## How does transmittance relate to absorbance?

The absorbance has a logarithmic relationship to the transmittance; with an absorbance of 0 corresponding to a transmittance of 100% and an absorbance of 1 corresponding to 10% transmittance.

## What does high transmittance mean?

If the value of percentage transmittance is high, it means that the surface will allow more lights to pass. Similarly, if the value of percentage transmittance is low, it means that the surface absorbs the more amount of light.

## What is the difference between reflectance and transmittance?

Reflectance measures the amount of light that reflects from the surface of a sample. Transmittance is the amount of light transmitted by a sample and is mathematically related to absorbance.

## What is Lambert Beer’s law explain?

Beer’s Law or the Beer-Lambert Law states that the amount of energy absorbed or transmitted by a solution is proportional to the solution’s molar absorptivity and the concentration of solute.

## What is the difference between emissivity and absorptivity?

With this definition, Kirchhoff’s law states, in simpler language: For an arbitrary body emitting and absorbing thermal radiation in thermodynamic equilibrium, the emissivity is equal to the absorptivity. In some cases, emissive power and absorptivity may be defined to depend on angle, as described below.

## What is the difference between reflectivity and emissivity?

The energy savings difference between the two characteristics as it relates to roof coatings is that high reflectivity coatings reduce cooling costs by reflecting solar radiation in hot weather.
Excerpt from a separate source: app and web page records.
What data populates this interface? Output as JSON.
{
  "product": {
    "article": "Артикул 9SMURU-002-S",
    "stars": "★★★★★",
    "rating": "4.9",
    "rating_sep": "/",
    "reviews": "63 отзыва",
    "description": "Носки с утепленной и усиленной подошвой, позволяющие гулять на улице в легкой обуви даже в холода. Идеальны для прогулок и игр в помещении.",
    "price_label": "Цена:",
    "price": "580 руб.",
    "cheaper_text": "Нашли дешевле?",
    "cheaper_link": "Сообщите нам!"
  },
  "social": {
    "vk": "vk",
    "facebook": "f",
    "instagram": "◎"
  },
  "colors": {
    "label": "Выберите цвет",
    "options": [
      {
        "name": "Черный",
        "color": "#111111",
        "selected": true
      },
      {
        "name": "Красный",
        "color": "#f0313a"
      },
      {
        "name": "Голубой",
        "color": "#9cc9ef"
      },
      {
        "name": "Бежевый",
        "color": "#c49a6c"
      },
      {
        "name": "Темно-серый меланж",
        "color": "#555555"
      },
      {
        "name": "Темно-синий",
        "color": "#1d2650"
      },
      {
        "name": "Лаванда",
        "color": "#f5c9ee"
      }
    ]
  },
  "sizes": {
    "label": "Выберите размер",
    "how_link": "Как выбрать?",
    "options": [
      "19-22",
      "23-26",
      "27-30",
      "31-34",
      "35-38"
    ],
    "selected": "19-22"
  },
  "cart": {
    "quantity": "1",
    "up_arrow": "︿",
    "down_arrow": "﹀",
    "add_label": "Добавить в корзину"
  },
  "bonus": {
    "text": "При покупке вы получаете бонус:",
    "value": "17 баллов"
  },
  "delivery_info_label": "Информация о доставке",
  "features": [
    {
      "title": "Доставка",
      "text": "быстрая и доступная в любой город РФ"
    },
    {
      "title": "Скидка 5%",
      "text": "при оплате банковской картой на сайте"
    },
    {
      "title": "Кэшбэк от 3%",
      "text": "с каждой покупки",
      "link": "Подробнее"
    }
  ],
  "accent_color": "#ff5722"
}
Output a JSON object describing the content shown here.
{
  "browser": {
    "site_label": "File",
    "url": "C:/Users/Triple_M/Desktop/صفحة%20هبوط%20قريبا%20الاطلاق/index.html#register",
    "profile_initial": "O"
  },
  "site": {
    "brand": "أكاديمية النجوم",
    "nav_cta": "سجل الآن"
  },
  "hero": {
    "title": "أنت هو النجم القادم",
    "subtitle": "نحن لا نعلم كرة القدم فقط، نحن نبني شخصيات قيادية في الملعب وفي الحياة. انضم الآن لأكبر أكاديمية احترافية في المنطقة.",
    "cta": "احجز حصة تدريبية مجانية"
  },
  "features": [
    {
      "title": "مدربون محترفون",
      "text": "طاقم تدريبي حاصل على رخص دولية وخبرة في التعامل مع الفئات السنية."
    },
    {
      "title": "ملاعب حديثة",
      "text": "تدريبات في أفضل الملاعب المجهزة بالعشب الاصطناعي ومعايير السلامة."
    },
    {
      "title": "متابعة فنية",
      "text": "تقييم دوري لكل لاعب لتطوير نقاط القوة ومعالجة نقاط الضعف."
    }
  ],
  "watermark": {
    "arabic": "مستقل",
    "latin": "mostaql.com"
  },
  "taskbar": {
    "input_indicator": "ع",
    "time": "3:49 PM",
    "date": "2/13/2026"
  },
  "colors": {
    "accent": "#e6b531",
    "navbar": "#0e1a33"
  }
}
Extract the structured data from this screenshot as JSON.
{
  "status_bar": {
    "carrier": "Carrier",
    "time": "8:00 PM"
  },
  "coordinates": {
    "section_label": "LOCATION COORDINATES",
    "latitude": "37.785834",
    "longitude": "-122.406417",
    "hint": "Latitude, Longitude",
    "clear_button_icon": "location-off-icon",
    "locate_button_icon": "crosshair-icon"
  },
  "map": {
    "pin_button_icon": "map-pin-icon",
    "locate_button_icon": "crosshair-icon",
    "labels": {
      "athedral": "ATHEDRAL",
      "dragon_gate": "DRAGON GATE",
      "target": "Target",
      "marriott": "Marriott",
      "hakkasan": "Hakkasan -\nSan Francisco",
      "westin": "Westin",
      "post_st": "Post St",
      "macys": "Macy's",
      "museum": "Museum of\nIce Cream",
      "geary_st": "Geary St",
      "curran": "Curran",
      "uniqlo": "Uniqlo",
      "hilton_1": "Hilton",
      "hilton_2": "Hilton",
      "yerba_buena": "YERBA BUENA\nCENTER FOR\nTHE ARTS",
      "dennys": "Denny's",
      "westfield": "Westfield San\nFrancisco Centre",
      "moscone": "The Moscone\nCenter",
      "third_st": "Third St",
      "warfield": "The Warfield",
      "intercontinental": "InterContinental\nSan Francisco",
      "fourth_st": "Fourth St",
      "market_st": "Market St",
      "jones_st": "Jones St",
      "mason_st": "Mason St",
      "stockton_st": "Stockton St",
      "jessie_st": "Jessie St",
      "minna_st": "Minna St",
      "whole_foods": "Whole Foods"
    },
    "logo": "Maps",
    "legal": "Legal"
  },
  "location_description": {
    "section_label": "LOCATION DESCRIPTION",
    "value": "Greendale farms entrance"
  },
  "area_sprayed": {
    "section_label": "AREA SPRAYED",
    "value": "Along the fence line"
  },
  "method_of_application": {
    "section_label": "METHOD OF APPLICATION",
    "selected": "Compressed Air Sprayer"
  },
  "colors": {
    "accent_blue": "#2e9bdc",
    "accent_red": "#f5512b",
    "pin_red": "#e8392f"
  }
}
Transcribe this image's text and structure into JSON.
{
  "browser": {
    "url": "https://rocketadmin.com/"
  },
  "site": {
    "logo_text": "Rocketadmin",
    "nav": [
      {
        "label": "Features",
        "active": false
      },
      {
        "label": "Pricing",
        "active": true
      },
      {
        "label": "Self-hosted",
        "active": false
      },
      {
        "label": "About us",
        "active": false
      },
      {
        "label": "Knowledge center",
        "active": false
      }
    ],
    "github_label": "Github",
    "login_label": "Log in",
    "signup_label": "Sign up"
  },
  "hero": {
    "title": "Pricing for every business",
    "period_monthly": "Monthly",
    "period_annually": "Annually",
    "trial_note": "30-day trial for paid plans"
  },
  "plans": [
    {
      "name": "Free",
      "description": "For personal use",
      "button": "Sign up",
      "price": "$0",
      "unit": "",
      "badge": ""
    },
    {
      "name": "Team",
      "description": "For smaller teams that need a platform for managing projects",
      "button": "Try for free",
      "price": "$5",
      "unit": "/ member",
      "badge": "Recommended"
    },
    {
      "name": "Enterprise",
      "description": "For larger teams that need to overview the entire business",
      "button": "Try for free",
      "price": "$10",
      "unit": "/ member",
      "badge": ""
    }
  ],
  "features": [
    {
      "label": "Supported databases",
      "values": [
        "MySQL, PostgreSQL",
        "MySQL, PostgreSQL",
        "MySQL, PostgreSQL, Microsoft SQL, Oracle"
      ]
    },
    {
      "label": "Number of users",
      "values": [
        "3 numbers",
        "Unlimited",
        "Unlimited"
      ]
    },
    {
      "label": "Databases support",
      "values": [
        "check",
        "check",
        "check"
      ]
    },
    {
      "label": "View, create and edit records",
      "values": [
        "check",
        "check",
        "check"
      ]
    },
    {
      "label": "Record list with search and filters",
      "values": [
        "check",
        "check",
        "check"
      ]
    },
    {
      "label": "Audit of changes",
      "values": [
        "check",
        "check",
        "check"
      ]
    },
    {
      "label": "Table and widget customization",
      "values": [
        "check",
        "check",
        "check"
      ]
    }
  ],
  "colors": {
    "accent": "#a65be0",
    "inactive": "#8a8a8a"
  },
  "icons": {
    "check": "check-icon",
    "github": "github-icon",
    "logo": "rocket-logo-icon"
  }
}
High emissivity coatings lower both cooling costs and heating costs.